*(5) Are graduate students eligible to participate? Advanced graduate students working on a dissertation in this area will be considered. Interested participants who aren’t sure if they are eligible to apply should definitely ask.

*Modification (3/3) A Ph.D student already fully responsible for teaching a course in 2019-20, who can show the goals of our Seminar are furthered by how it will alter the material of that course (& the topics of their dissertation), may be considered,

(6) Are individuals who teach in business, statistics or other fields who feel they would contribute to our mission eligible? Yes. Explain in your application how your project or research would bring our goals to fruition.

(7) What if families require larger dwellings? Blacksburg offers a wide-range of summer rentals of houses and apts. We will do our best to facilitate any participant needing such arrangements.

Posted in Uncategorized

American Phil Assoc Blog: The Stat Crisis of Science: Where are the Philosophers?

Ship StatInfasST

The Statistical Crisis of Science: Where are the Philosophers?

This was published today on the American Philosophical Association blog

“[C]onfusion about the foundations of the subject is responsible, in my opinion, for much of the misuse of the statistics that one meets in fields of application such as medicine, psychology, sociology, economics, and so forth.” (George Barnard 1985, p. 2)

“Relevant clarifications of the nature and roles of statistical evidence in scientific research may well be achieved by bringing to bear in systematic concert the scholarly methods of statisticians, philosophers and historians of science, and substantive scientists…” (Allan Birnbaum 1972, p. 861).

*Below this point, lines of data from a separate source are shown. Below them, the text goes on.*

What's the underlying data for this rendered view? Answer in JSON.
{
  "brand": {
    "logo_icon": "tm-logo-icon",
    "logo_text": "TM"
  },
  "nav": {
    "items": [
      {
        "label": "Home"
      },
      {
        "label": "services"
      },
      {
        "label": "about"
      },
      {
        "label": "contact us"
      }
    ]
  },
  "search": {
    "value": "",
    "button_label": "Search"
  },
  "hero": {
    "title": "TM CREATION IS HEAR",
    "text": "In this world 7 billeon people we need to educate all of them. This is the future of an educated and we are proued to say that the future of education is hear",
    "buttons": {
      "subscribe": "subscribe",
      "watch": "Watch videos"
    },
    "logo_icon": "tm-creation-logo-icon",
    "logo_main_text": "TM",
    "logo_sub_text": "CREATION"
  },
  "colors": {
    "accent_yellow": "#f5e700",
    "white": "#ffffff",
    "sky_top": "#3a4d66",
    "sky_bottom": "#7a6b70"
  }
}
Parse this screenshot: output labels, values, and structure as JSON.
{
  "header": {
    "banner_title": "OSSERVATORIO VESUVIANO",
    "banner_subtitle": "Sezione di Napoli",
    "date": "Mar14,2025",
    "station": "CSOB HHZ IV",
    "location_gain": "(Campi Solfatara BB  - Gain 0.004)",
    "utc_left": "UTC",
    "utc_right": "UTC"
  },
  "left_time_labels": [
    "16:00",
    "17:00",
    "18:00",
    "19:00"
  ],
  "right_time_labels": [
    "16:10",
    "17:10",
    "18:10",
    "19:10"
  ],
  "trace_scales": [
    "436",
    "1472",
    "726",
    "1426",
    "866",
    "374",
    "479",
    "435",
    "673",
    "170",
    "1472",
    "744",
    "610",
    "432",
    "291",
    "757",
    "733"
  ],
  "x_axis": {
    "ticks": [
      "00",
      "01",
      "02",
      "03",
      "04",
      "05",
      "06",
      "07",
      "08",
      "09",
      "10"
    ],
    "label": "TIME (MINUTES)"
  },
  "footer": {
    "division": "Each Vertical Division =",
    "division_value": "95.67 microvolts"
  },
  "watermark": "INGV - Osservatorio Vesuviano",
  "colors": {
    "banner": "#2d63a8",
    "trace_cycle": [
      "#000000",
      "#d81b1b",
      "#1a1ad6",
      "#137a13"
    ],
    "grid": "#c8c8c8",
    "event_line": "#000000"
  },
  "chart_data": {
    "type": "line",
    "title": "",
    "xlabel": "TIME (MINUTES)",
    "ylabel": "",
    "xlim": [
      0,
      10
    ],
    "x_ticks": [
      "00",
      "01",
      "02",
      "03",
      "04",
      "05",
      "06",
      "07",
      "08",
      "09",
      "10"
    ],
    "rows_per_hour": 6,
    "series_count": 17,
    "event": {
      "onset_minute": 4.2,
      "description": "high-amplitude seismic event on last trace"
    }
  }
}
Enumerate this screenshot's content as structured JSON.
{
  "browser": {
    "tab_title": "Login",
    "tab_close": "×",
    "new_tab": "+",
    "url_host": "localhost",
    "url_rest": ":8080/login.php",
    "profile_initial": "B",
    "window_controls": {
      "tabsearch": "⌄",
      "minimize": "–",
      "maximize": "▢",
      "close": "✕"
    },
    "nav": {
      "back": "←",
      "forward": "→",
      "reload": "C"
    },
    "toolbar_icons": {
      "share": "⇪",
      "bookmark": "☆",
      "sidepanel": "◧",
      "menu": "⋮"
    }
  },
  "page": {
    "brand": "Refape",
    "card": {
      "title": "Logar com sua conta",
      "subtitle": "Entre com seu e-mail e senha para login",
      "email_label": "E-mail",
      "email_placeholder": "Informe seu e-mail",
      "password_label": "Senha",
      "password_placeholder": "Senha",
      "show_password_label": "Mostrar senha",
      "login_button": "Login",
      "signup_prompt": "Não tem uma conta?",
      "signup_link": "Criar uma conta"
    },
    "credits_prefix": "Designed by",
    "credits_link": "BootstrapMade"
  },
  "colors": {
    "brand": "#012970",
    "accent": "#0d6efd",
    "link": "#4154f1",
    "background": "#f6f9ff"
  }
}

“In the training program for PhD students, the relevant basic principles of philosophy of science, methodology, ethics and statistics that enable the responsible practice of science must be covered.” (p. 57, Committee Investigating fraudulent research practices of social psychologist Diederik Stapel)

I was the lone philosophical observer at a special meeting convened by the American Statistical Association (ASA) in 2015 to construct a non-technical document to guide users of statistical significance tests–one of the most common methods used to distinguish genuine effects from chance variability across a landscape of social, physical and biological sciences.

It was, by the ASA Director’s own description, “historical”, but it was also highly philosophical, and its ramifications are only now being discussed and debated. Today, introspection on statistical methods is rather common due to the “statistical crisis in science”. What is it? In a nutshell: high powered computer methods make it easy to arrive at impressive-looking ‘findings’ that too often disappear when others try to replicate them when hypotheses and data analysis protocols are required to be fixed in advance.

Continue reading “American Phil Assoc Blog: The Stat Crisis of Science: Where are the Philosophers?”

Posted in Current PhilStat Articles

Current (or recent) PhilStat Articles of Relevance: Use comments to add your exs

1  COMPare: Qualitative analysis of researchers’ responses to critical correspondence on a cohort of 58 misreported trials

This is an important and illuminating study on misreporting results of medical trials, along with inaccurate explanations (by authors) of what was done (as a result of letters by Goldacre’s group).


enhanced pdf: